Human major transitions from the perspective of distributed adaptations
Ehud Lamm, Meir Finkel, and Oren Kolodny, Human major transitions from the perspective of distributed adaptations. In Philosophical Transactions of the Royal Society B, 2023
Distributed adaptations are cases in which adaptation is dependent on the population as a whole: the adaptation is conferred by a structural or compositional aspect of the population; the adaptively relevant information cannot be reduced to information possessed by a single individual. Possible examples of human-distributed adaptations are song lines, traditions, trail systems, game drive lanes and systems of water collection and irrigation. Here we discuss the possible role of distributed adaptations in human cultural macro-evolution. Several kinds of human-distributed adaptations are presented, and their evolutionary implications are highlighted. In particular, we discuss the implications of population size, density and bottlenecks on the distributed adaptations that a population may possess and how they in turn would affect the population’s resilience to ecological change.

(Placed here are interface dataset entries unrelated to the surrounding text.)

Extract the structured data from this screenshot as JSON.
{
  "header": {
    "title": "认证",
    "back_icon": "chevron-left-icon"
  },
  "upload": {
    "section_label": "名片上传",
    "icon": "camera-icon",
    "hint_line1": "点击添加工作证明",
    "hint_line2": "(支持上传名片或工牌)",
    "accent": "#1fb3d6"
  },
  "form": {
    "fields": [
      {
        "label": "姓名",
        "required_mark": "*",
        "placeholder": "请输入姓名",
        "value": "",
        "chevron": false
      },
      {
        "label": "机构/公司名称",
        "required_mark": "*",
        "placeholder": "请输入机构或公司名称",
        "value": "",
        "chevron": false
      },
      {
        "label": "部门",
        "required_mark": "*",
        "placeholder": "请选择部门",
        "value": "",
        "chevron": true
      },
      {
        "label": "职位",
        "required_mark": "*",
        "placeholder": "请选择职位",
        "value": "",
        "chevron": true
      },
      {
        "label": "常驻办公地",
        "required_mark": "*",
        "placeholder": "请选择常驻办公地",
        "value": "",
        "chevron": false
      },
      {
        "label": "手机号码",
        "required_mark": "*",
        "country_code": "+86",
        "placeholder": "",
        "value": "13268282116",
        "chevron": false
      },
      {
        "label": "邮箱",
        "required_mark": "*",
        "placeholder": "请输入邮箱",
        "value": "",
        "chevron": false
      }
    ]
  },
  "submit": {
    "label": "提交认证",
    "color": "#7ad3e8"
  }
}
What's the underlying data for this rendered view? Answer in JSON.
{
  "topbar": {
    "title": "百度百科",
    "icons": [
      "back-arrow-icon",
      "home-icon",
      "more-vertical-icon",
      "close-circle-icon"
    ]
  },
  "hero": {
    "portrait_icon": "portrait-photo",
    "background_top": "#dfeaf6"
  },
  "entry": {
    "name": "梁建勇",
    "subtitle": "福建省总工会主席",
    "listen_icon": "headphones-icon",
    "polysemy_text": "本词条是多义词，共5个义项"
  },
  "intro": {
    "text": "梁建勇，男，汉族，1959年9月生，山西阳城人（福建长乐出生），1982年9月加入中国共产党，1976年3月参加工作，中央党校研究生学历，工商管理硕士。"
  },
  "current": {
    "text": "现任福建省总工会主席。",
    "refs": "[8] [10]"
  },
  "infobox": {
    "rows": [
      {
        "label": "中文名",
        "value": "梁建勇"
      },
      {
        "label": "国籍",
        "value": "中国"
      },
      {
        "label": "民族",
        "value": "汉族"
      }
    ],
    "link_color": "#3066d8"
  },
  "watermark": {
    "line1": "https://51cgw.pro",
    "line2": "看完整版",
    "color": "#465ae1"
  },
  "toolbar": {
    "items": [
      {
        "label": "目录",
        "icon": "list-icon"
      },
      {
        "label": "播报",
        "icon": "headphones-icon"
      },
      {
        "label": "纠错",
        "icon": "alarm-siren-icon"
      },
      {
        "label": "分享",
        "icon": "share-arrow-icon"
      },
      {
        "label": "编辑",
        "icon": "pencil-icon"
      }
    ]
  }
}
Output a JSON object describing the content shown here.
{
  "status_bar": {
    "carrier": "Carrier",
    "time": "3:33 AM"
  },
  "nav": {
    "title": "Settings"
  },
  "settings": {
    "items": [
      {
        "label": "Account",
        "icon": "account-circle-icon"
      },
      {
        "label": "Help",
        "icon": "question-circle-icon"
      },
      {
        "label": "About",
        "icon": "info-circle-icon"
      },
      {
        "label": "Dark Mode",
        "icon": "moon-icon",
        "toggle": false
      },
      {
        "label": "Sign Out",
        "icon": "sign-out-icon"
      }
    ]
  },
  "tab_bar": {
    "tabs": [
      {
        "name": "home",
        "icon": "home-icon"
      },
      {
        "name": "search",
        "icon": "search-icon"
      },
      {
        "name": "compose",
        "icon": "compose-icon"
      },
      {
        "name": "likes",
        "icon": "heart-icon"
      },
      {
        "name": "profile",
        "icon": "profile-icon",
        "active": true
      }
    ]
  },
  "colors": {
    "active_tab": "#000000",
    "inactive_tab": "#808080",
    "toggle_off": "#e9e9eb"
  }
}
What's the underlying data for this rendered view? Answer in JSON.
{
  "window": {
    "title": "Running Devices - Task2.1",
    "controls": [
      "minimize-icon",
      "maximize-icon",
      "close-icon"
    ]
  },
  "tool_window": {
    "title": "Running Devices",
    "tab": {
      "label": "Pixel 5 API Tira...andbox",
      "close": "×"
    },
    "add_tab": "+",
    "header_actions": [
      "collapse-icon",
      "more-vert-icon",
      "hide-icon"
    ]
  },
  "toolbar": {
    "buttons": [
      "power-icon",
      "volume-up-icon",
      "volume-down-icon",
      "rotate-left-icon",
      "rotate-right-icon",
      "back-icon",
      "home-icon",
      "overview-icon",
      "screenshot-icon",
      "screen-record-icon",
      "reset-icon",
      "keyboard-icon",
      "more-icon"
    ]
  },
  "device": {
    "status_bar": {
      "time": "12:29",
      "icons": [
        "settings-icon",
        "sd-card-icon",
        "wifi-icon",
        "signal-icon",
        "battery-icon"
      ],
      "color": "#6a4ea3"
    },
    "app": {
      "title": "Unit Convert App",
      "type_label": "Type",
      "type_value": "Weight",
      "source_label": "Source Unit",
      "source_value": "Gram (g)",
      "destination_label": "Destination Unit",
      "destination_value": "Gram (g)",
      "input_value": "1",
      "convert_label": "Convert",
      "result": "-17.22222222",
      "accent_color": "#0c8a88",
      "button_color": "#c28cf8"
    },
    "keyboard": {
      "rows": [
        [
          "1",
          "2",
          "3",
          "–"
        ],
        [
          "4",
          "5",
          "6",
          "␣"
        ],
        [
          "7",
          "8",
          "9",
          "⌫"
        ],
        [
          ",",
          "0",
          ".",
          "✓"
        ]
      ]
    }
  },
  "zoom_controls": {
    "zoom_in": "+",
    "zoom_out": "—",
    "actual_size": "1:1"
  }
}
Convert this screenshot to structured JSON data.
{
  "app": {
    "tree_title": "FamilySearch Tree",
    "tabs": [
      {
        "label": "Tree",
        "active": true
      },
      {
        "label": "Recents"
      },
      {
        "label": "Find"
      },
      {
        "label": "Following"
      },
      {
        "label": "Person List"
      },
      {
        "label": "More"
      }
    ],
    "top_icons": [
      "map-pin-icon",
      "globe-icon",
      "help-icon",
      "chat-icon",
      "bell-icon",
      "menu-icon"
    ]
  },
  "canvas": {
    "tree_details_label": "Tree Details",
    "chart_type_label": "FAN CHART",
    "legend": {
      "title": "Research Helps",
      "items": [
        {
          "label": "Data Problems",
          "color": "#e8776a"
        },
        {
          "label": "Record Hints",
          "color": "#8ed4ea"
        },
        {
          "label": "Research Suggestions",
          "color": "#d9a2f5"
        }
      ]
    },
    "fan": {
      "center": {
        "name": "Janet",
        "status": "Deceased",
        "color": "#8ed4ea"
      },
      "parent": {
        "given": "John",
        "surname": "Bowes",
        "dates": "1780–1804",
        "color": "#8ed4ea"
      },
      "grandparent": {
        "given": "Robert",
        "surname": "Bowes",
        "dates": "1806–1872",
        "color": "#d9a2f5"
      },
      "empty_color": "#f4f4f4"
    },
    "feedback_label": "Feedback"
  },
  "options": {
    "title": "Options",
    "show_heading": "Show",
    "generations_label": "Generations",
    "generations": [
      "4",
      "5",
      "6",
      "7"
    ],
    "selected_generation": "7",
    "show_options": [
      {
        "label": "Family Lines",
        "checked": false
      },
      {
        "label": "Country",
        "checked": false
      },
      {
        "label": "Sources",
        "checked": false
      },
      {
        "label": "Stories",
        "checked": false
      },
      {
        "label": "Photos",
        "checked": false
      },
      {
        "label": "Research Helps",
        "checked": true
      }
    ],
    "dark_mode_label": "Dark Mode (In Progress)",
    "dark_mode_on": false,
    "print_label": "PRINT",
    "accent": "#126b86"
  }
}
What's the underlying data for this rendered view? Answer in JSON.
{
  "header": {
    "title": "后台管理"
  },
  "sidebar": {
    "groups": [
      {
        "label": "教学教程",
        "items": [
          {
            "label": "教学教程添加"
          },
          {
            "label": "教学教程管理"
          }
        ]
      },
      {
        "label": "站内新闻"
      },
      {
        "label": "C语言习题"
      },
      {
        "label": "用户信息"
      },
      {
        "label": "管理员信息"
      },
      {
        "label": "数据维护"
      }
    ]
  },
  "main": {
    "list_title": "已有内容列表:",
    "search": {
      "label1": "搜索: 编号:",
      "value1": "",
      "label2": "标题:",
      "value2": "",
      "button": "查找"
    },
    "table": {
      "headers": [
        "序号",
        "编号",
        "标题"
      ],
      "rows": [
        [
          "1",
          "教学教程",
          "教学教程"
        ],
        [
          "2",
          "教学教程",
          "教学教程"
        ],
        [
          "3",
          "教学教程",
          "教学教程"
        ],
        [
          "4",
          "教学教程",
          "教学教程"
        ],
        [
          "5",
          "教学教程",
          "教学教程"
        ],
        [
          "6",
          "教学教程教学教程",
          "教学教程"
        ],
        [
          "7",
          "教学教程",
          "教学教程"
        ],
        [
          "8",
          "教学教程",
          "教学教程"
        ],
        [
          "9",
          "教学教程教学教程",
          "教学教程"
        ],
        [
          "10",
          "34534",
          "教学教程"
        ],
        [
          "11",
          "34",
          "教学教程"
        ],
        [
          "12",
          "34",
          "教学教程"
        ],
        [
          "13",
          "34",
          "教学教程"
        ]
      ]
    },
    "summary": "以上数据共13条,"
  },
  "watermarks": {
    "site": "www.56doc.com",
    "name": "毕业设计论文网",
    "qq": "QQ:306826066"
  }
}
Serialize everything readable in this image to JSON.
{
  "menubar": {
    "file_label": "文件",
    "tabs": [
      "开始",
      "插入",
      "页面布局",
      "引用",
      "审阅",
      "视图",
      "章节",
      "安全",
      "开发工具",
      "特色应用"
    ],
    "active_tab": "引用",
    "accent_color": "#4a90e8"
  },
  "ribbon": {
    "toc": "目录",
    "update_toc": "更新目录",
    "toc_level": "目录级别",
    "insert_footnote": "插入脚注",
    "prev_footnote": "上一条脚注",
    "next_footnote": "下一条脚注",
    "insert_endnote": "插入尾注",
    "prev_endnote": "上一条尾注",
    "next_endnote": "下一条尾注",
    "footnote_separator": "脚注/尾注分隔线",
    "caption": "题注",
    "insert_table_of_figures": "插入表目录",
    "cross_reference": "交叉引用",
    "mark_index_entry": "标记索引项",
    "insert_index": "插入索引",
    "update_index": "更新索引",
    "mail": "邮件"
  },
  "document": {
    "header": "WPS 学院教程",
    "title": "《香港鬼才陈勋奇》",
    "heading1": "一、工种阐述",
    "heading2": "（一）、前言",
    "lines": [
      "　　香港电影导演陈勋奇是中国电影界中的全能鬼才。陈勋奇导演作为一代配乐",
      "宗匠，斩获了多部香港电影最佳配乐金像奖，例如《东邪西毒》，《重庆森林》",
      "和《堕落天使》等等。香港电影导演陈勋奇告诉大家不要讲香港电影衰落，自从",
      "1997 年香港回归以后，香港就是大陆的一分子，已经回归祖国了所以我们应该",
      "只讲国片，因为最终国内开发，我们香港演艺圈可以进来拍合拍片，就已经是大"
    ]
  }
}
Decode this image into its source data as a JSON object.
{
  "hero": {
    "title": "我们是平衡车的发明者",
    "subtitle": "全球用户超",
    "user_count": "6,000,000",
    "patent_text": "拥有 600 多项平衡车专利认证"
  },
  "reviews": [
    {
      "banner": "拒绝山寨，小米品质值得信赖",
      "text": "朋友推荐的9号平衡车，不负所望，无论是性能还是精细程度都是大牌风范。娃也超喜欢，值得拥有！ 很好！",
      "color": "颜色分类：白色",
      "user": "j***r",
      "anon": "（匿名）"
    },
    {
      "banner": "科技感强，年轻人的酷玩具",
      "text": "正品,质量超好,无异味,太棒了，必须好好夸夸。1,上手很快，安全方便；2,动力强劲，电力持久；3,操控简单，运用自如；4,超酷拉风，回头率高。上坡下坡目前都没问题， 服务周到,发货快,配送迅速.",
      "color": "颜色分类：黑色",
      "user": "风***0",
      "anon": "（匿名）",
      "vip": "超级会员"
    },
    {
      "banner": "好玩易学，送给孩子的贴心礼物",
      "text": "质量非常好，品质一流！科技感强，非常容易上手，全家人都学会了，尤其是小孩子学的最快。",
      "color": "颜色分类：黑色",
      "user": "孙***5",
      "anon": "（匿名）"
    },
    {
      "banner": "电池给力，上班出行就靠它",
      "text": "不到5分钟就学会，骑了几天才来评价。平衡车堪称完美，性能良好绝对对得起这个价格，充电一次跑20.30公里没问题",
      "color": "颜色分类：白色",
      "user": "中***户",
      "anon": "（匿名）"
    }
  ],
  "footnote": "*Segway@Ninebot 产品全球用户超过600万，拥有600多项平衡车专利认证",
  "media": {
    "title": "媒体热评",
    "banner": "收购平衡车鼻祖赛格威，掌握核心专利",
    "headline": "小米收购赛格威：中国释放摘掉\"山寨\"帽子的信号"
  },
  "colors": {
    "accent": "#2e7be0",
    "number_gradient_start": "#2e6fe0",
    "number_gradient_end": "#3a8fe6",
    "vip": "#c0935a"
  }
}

We discuss the implications that distributed adaptations may have for human collective action and the possibility that they played a role in colonization of new areas and niches, in seasonal migration, and in setting constraints for minimal inter-population connectivity.This article is part of the theme issue ‘Human socio-cultural evolution in light of evolutionary transitions’.